With the rising cost in energy pricings, underfloor heating is the perfect solution due to its lower temperature than radiators, but an even and pleasurable heat throughout a room, allowing for cheaper running costs, yet a more efficient heating system.

https://www.uswitch.com/gas-electricity/guides/underfloor-heating/

Electric underfloor heating systems Heating mats are generally a bit cheaper as they are a uniform size. The electric wires themselves are fairly thin, making them easier and cheaper to install than a water-based system. However, they are also slightly pricier to run, making them better suited to smaller areas.

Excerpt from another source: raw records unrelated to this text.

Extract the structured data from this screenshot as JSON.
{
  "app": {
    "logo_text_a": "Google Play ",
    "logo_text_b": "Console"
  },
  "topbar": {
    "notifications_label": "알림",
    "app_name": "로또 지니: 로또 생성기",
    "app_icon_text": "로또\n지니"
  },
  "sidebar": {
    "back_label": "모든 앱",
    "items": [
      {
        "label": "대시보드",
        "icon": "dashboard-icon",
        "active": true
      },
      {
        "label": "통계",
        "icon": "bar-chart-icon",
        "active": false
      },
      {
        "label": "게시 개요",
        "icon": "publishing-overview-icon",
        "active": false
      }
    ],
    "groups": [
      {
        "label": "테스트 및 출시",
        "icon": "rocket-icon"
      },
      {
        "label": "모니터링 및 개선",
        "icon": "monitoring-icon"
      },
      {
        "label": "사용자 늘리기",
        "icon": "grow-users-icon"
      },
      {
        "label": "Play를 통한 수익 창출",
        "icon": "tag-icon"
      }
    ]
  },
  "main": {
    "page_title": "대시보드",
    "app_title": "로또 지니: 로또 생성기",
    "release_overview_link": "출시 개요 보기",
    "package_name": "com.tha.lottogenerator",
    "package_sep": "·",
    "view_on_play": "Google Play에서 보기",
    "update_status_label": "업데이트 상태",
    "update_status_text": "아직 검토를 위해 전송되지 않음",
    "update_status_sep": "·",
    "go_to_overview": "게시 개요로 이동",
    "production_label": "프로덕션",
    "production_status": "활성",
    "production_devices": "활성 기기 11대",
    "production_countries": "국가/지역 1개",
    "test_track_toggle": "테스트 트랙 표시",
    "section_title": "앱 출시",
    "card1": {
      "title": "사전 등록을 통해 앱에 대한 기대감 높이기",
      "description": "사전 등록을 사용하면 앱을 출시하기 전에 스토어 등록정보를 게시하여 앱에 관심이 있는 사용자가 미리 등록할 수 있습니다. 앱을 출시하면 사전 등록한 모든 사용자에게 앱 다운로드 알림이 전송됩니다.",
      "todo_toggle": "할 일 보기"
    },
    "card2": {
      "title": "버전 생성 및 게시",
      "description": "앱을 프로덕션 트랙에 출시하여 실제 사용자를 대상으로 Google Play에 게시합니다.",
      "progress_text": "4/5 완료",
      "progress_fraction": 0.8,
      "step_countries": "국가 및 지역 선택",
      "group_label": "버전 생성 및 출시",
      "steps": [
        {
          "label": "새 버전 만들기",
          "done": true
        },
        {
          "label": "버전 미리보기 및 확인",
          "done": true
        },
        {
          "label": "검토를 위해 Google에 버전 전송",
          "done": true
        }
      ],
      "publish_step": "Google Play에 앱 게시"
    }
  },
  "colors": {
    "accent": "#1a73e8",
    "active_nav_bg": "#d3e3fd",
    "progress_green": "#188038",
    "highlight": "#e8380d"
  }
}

https://www.underfloorheatingsystems.co.uk/self-install-information/questions-and-answers/what-is-th

The water flow temperature will vary between 35-60°C, depending on the heat losses from the building. If the system operates with thermostatic mixing valves, use 45°C temperature for screeded floors and 55°C temperature for timber suspended and floating floors.

https://www.warmup.co.uk/blog/what-is-the-best-flooring-for-underfloor-heating

TILE, STONE & POLISHED SCREED The best type of flooring to use with underfloor heating is tile and stone. Tile and stone have high thermal conductivity, meaning that the heat from an underfloor heating pipe or wire transfers to the floor surface quickly. Tile and stone also retain heat well making the system efficient.

https://ambienteufh.co.uk/underfloor-heating-retrofitting-complete-guide/

Many UFH systems are considered once a home is already built. Traditionally underfloor heating has only been installed at the new-build stage, but with the introduction of a range of retrofit solutions, it is now possible to install UFH into existing houses.

https://heatingpoint.com/advice-centre/blog/how-much-does-underfloor-heating-cost-to-run/

Potential running costs for a 150W/m² underfloor heating system Time On (Hr) 1m² 10m² 1 2. 1p 21. 1p 2 4. 2p 42. 2p 3 6. 3p 63. 2p 4 8. 4p 84. 3p

https://www.warmup.co.uk/underfloor-heating/floor-coverings/carpet

Underfloor heating is a compatible heating system with carpet. Both electric and warm water systems are perfectly suitable floor heating solutions for use under a carpet floor covering.

https://www.thegreenage.co.uk/underfloor-heating-radiators/

Underfloor heating is normally efficient because it effectively turns the whole floor into a radiator. The large surface area means it doesn't have to be a high temperature to warm the room – only a couple of degrees warmer than normal room temperature. It uses 15-40% less energy than traditional radiators.

https://www.underfloorheatingsystems.co.uk/2012/03/05/we-underfloor-heating/

Underfloor heating water systems are made to be used with heat pumps as they require only a very low water temperature. The best boiler to use is a condensing boiler as they are very efficient. A condensing boiler works by using the latent heat created using another heat exchanger fitted within.